The Arlington Catholic Herald this week published a vocational story from a local Catholic, Patrick Kokorian, and his discernment and entry into the religious life.
I love this story. For committed Catholics, we hear about priestly vocational calls often, but less common are the stories of those persons called to religious life. In part, this is because they are fewer in number. Additionally, their lives, even if not cloistered, are less public as they tend to dwell away from the world.
What I love about this is what Br. Patrick has to say about life in the monastery and how that contrasts with how most lay people (or at least I) tend to imagine it.
I have visited monasteries before, and I like to imagine them as calm, spiritual retreats where one has no obligations or commitments but just lives simply, prays, reads, works, eats, and relaxes, enjoying here-and-now the hope of the beatific vision and life in heaven.
Well, all of that may be accurate, except for the relaxing part; that and a religious person does have many obligations and commitments—they are just different from ours. A religious vocation, even for the most contemplative, is work, a lot of work.
Brother Patrick explains how his experience eroded his (and my) erroneousness image of a monastery as “a place of rest and relaxation.”
Instead, he was even hesitant to be ordained to the priesthood, though his friends and superiors encouraged it, knowing how busy he was already as just a brother and sub-deacon (an Eastern Rite office that is one rank lower than deacon).
According to the article, his daily work consists of:
He attends daily Mass, prays the morning, midday and evening offices according to the Eastern Orthodox rite, and spends two hours in eucharistic adoration a day. Much of the rest of the day is spent doing manual labor, spiritual reading or attending classes….
‘I thought, If I were to become a priest, I wouldn’t have any time at all,’ he said….
After his ordination, he will be in charge of ministering to all monastery visitors. He is most looking forward to celebrating Mass, hearing confessions, and giving spiritual direction to the retreatants and members of his community.
Despite the work and demands on his time, he says “There is the peace of being with God, the silence of the monastery, but it is certainly not a place you come to retire.”
It’s so easy for me, and maybe others, to see monks and nuns as at peace because they don’t have a care in the world. But they do, and they have many cares in the world-to-come. As do we, though we don’t usually spend as much time and energy contemplating it.
The truth is, if a monk or a nun is at peace, it is because he or she trusts and hopes in God. And this is true for lay people also. It’s not having no business or troubles that brings peace, but rather trusting God through it all.

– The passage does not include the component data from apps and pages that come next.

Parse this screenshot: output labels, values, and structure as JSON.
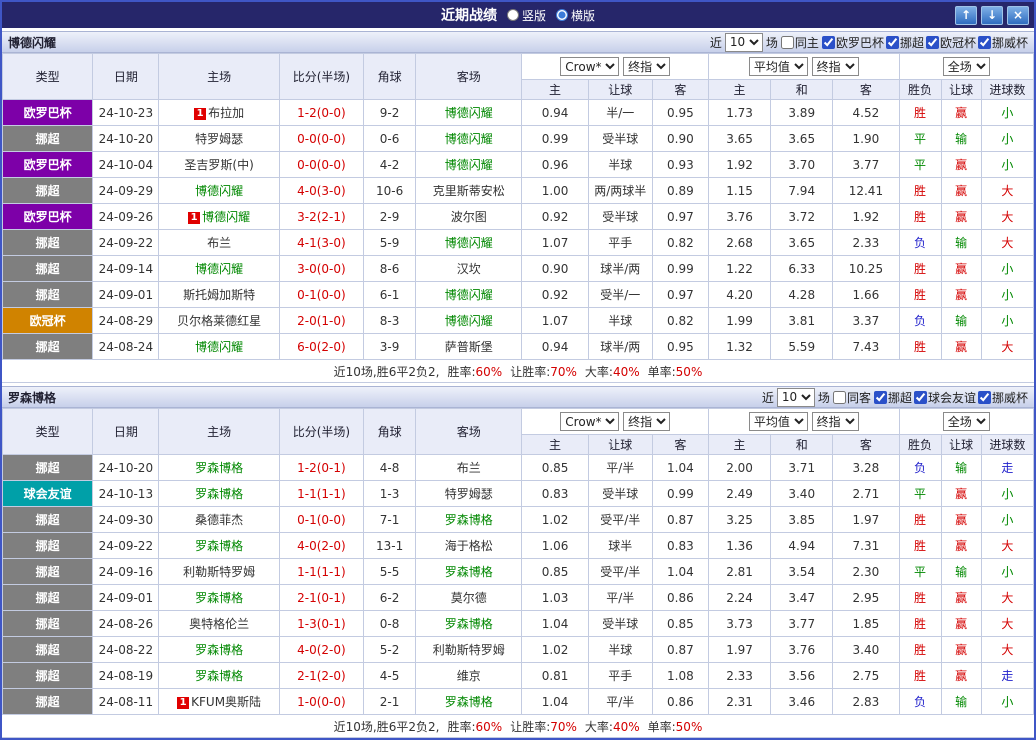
{
  "title_bar": {
    "title": "近期战绩",
    "radios": [
      {
        "label": "竖版",
        "checked": false
      },
      {
        "label": "横版",
        "checked": true
      }
    ],
    "buttons": [
      {
        "name": "scroll-up",
        "glyph": "↑"
      },
      {
        "name": "scroll-down",
        "glyph": "↓"
      },
      {
        "name": "close",
        "glyph": "×"
      }
    ]
  },
  "table_headers": {
    "left": [
      "类型",
      "日期",
      "主场",
      "比分(半场)",
      "角球",
      "客场"
    ],
    "group1": [
      "Crow*",
      "终指"
    ],
    "group2": [
      "平均值",
      "终指"
    ],
    "group3": [
      "全场"
    ],
    "sub": [
      "主",
      "让球",
      "客",
      "主",
      "和",
      "客",
      "胜负",
      "让球",
      "进球数"
    ]
  },
  "colors": {
    "types": {
      "挪超": "#7f7f7f",
      "欧罗巴杯": "#7d00a8",
      "欧冠杯": "#d08300",
      "球会友谊": "#00a0a8"
    },
    "result_map": {
      "胜": "#d40000",
      "平": "#008800",
      "负": "#2222cc",
      "赢": "#d40000",
      "输": "#008800",
      "走": "#2222cc",
      "大": "#d40000",
      "小": "#008800"
    }
  },
  "sections": [
    {
      "team": "博德闪耀",
      "filter": {
        "near": "近",
        "count": "10",
        "games": "场",
        "same": "同主",
        "same_checked": false,
        "comps": [
          "欧罗巴杯",
          "挪超",
          "欧冠杯",
          "挪威杯"
        ]
      },
      "rows": [
        {
          "type": "欧罗巴杯",
          "date": "24-10-23",
          "home_badge": "1",
          "home": "布拉加",
          "home_focus": false,
          "score": "1-2(0-0)",
          "corners": "9-2",
          "away": "博德闪耀",
          "away_focus": true,
          "odds": [
            "0.94",
            "半/一",
            "0.95"
          ],
          "avg": [
            "1.73",
            "3.89",
            "4.52"
          ],
          "result": [
            "胜",
            "赢",
            "小"
          ]
        },
        {
          "type": "挪超",
          "date": "24-10-20",
          "home": "特罗姆瑟",
          "home_focus": false,
          "score": "0-0(0-0)",
          "corners": "0-6",
          "away": "博德闪耀",
          "away_focus": true,
          "odds": [
            "0.99",
            "受半球",
            "0.90"
          ],
          "avg": [
            "3.65",
            "3.65",
            "1.90"
          ],
          "result": [
            "平",
            "输",
            "小"
          ]
        },
        {
          "type": "欧罗巴杯",
          "date": "24-10-04",
          "home": "圣吉罗斯(中)",
          "home_focus": false,
          "score": "0-0(0-0)",
          "corners": "4-2",
          "away": "博德闪耀",
          "away_focus": true,
          "odds": [
            "0.96",
            "半球",
            "0.93"
          ],
          "avg": [
            "1.92",
            "3.70",
            "3.77"
          ],
          "result": [
            "平",
            "赢",
            "小"
          ]
        },
        {
          "type": "挪超",
          "date": "24-09-29",
          "home": "博德闪耀",
          "home_focus": true,
          "score": "4-0(3-0)",
          "corners": "10-6",
          "away": "克里斯蒂安松",
          "away_focus": false,
          "odds": [
            "1.00",
            "两/两球半",
            "0.89"
          ],
          "avg": [
            "1.15",
            "7.94",
            "12.41"
          ],
          "result": [
            "胜",
            "赢",
            "大"
          ]
        },
        {
          "type": "欧罗巴杯",
          "date": "24-09-26",
          "home_badge": "1",
          "home": "博德闪耀",
          "home_focus": true,
          "score": "3-2(2-1)",
          "corners": "2-9",
          "away": "波尔图",
          "away_focus": false,
          "odds": [
            "0.92",
            "受半球",
            "0.97"
          ],
          "avg": [
            "3.76",
            "3.72",
            "1.92"
          ],
          "result": [
            "胜",
            "赢",
            "大"
          ]
        },
        {
          "type": "挪超",
          "date": "24-09-22",
          "home": "布兰",
          "home_focus": false,
          "score": "4-1(3-0)",
          "corners": "5-9",
          "away": "博德闪耀",
          "away_focus": true,
          "odds": [
            "1.07",
            "平手",
            "0.82"
          ],
          "avg": [
            "2.68",
            "3.65",
            "2.33"
          ],
          "result": [
            "负",
            "输",
            "大"
          ]
        },
        {
          "type": "挪超",
          "date": "24-09-14",
          "home": "博德闪耀",
          "home_focus": true,
          "score": "3-0(0-0)",
          "corners": "8-6",
          "away": "汉坎",
          "away_focus": false,
          "odds": [
            "0.90",
            "球半/两",
            "0.99"
          ],
          "avg": [
            "1.22",
            "6.33",
            "10.25"
          ],
          "result": [
            "胜",
            "赢",
            "小"
          ]
        },
        {
          "type": "挪超",
          "date": "24-09-01",
          "home": "斯托姆加斯特",
          "home_focus": false,
          "score": "0-1(0-0)",
          "corners": "6-1",
          "away": "博德闪耀",
          "away_focus": true,
          "odds": [
            "0.92",
            "受半/一",
            "0.97"
          ],
          "avg": [
            "4.20",
            "4.28",
            "1.66"
          ],
          "result": [
            "胜",
            "赢",
            "小"
          ]
        },
        {
          "type": "欧冠杯",
          "date": "24-08-29",
          "home": "贝尔格莱德红星",
          "home_focus": false,
          "score": "2-0(1-0)",
          "corners": "8-3",
          "away": "博德闪耀",
          "away_focus": true,
          "odds": [
            "1.07",
            "半球",
            "0.82"
          ],
          "avg": [
            "1.99",
            "3.81",
            "3.37"
          ],
          "result": [
            "负",
            "输",
            "小"
          ]
        },
        {
          "type": "挪超",
          "date": "24-08-24",
          "home": "博德闪耀",
          "home_focus": true,
          "score": "6-0(2-0)",
          "corners": "3-9",
          "away": "萨普斯堡",
          "away_focus": false,
          "odds": [
            "0.94",
            "球半/两",
            "0.95"
          ],
          "avg": [
            "1.32",
            "5.59",
            "7.43"
          ],
          "result": [
            "胜",
            "赢",
            "大"
          ]
        }
      ],
      "footer": {
        "prefix": "近10场,胜6平2负2,",
        "stats": [
          {
            "label": "胜率:",
            "value": "60%"
          },
          {
            "label": "让胜率:",
            "value": "70%"
          },
          {
            "label": "大率:",
            "value": "40%"
          },
          {
            "label": "单率:",
            "value": "50%"
          }
        ]
      }
    },
    {
      "team": "罗森博格",
      "filter": {
        "near": "近",
        "count": "10",
        "games": "场",
        "same": "同客",
        "same_checked": false,
        "comps": [
          "挪超",
          "球会友谊",
          "挪威杯"
        ]
      },
      "rows": [
        {
          "type": "挪超",
          "date": "24-10-20",
          "home": "罗森博格",
          "home_focus": true,
          "score": "1-2(0-1)",
          "corners": "4-8",
          "away": "布兰",
          "away_focus": false,
          "odds": [
            "0.85",
            "平/半",
            "1.04"
          ],
          "avg": [
            "2.00",
            "3.71",
            "3.28"
          ],
          "result": [
            "负",
            "输",
            "走"
          ]
        },
        {
          "type": "球会友谊",
          "date": "24-10-13",
          "home": "罗森博格",
          "home_focus": true,
          "score": "1-1(1-1)",
          "corners": "1-3",
          "away": "特罗姆瑟",
          "away_focus": false,
          "odds": [
            "0.83",
            "受半球",
            "0.99"
          ],
          "avg": [
            "2.49",
            "3.40",
            "2.71"
          ],
          "result": [
            "平",
            "赢",
            "小"
          ]
        },
        {
          "type": "挪超",
          "date": "24-09-30",
          "home": "桑德菲杰",
          "home_focus": false,
          "score": "0-1(0-0)",
          "corners": "7-1",
          "away": "罗森博格",
          "away_focus": true,
          "odds": [
            "1.02",
            "受平/半",
            "0.87"
          ],
          "avg": [
            "3.25",
            "3.85",
            "1.97"
          ],
          "result": [
            "胜",
            "赢",
            "小"
          ]
        },
        {
          "type": "挪超",
          "date": "24-09-22",
          "home": "罗森博格",
          "home_focus": true,
          "score": "4-0(2-0)",
          "corners": "13-1",
          "away": "海于格松",
          "away_focus": false,
          "odds": [
            "1.06",
            "球半",
            "0.83"
          ],
          "avg": [
            "1.36",
            "4.94",
            "7.31"
          ],
          "result": [
            "胜",
            "赢",
            "大"
          ]
        },
        {
          "type": "挪超",
          "date": "24-09-16",
          "home": "利勒斯特罗姆",
          "home_focus": false,
          "score": "1-1(1-1)",
          "corners": "5-5",
          "away": "罗森博格",
          "away_focus": true,
          "odds": [
            "0.85",
            "受平/半",
            "1.04"
          ],
          "avg": [
            "2.81",
            "3.54",
            "2.30"
          ],
          "result": [
            "平",
            "输",
            "小"
          ]
        },
        {
          "type": "挪超",
          "date": "24-09-01",
          "home": "罗森博格",
          "home_focus": true,
          "score": "2-1(0-1)",
          "corners": "6-2",
          "away": "莫尔德",
          "away_focus": false,
          "odds": [
            "1.03",
            "平/半",
            "0.86"
          ],
          "avg": [
            "2.24",
            "3.47",
            "2.95"
          ],
          "result": [
            "胜",
            "赢",
            "大"
          ]
        },
        {
          "type": "挪超",
          "date": "24-08-26",
          "home": "奥特格伦兰",
          "home_focus": false,
          "score": "1-3(0-1)",
          "corners": "0-8",
          "away": "罗森博格",
          "away_focus": true,
          "odds": [
            "1.04",
            "受半球",
            "0.85"
          ],
          "avg": [
            "3.73",
            "3.77",
            "1.85"
          ],
          "result": [
            "胜",
            "赢",
            "大"
          ]
        },
        {
          "type": "挪超",
          "date": "24-08-22",
          "home": "罗森博格",
          "home_focus": true,
          "score": "4-0(2-0)",
          "corners": "5-2",
          "away": "利勒斯特罗姆",
          "away_focus": false,
          "odds": [
            "1.02",
            "半球",
            "0.87"
          ],
          "avg": [
            "1.97",
            "3.76",
            "3.40"
          ],
          "result": [
            "胜",
            "赢",
            "大"
          ]
        },
        {
          "type": "挪超",
          "date": "24-08-19",
          "home": "罗森博格",
          "home_focus": true,
          "score": "2-1(2-0)",
          "corners": "4-5",
          "away": "维京",
          "away_focus": false,
          "odds": [
            "0.81",
            "平手",
            "1.08"
          ],
          "avg": [
            "2.33",
            "3.56",
            "2.75"
          ],
          "result": [
            "胜",
            "赢",
            "走"
          ]
        },
        {
          "type": "挪超",
          "date": "24-08-11",
          "home_badge": "1",
          "home": "KFUM奥斯陆",
          "home_focus": false,
          "score": "1-0(0-0)",
          "corners": "2-1",
          "away": "罗森博格",
          "away_focus": true,
          "odds": [
            "1.04",
            "平/半",
            "0.86"
          ],
          "avg": [
            "2.31",
            "3.46",
            "2.83"
          ],
          "result": [
            "负",
            "输",
            "小"
          ]
        }
      ],
      "footer": {
        "prefix": "近10场,胜6平2负2,",
        "stats": [
          {
            "label": "胜率:",
            "value": "60%"
          },
          {
            "label": "让胜率:",
            "value": "70%"
          },
          {
            "label": "大率:",
            "value": "40%"
          },
          {
            "label": "单率:",
            "value": "50%"
          }
        ]
      }
    }
  ]
}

Reading Brother Patrick’s account of his vocational call to monastic life, I don’t think the monastery is as foreign and different a place as we sometimes picture it.

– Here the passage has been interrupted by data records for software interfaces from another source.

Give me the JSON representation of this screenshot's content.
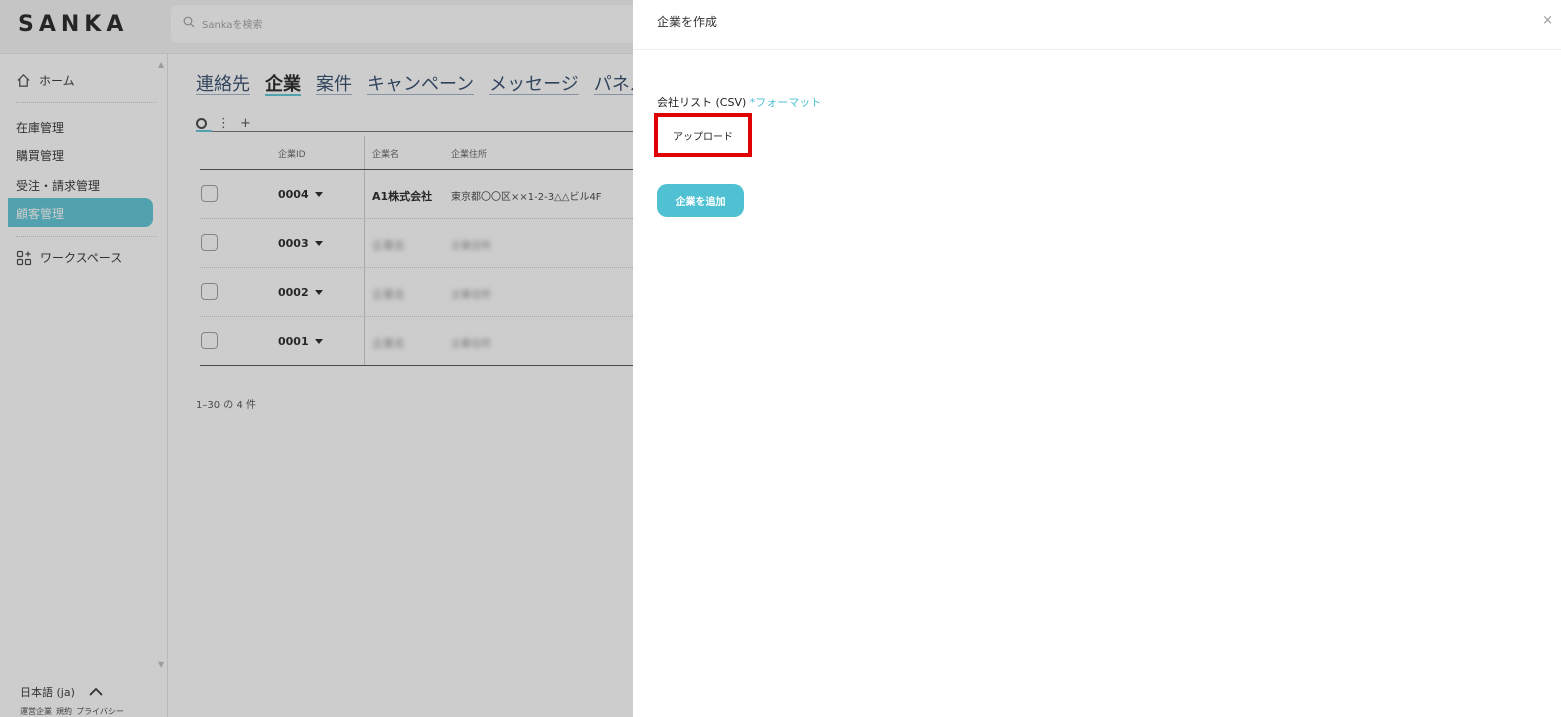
{
  "app": {
    "logo": "SANKA"
  },
  "search": {
    "placeholder": "Sankaを検索"
  },
  "sidebar": {
    "home_label": "ホーム",
    "items": [
      {
        "label": "在庫管理"
      },
      {
        "label": "購買管理"
      },
      {
        "label": "受注・請求管理"
      },
      {
        "label": "顧客管理",
        "active": true
      }
    ],
    "workspace_label": "ワークスペース",
    "language": "日本語 (ja)",
    "footer_links": [
      "運営企業",
      "規約",
      "プライバシー"
    ]
  },
  "main": {
    "tabs": [
      {
        "label": "連絡先"
      },
      {
        "label": "企業",
        "active": true
      },
      {
        "label": "案件"
      },
      {
        "label": "キャンペーン"
      },
      {
        "label": "メッセージ"
      },
      {
        "label": "パネル"
      }
    ],
    "toolbar": {
      "more": "⋮",
      "add": "+"
    },
    "table": {
      "columns": [
        "企業ID",
        "企業名",
        "企業住所"
      ],
      "rows": [
        {
          "id": "0004",
          "name": "A1株式会社",
          "address": "東京都〇〇区××1-2-3△△ビル4F"
        },
        {
          "id": "0003",
          "name": "企業名",
          "address": "企業住所"
        },
        {
          "id": "0002",
          "name": "企業名",
          "address": "企業住所"
        },
        {
          "id": "0001",
          "name": "企業名",
          "address": "企業住所"
        }
      ]
    },
    "pagination": "1–30 の 4 件"
  },
  "drawer": {
    "title": "企業を作成",
    "close": "×",
    "field_label": "会社リスト (CSV)",
    "required_mark": "*",
    "format_link": "フォーマット",
    "upload_label": "アップロード",
    "submit_label": "企業を追加"
  },
  "colors": {
    "accent": "#4fc1d3",
    "highlight": "#e00000"
  }
}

Have you ever thought it would be nice to live at a monastery? What do you think religious life is like? Did this article affect your perception of it at all?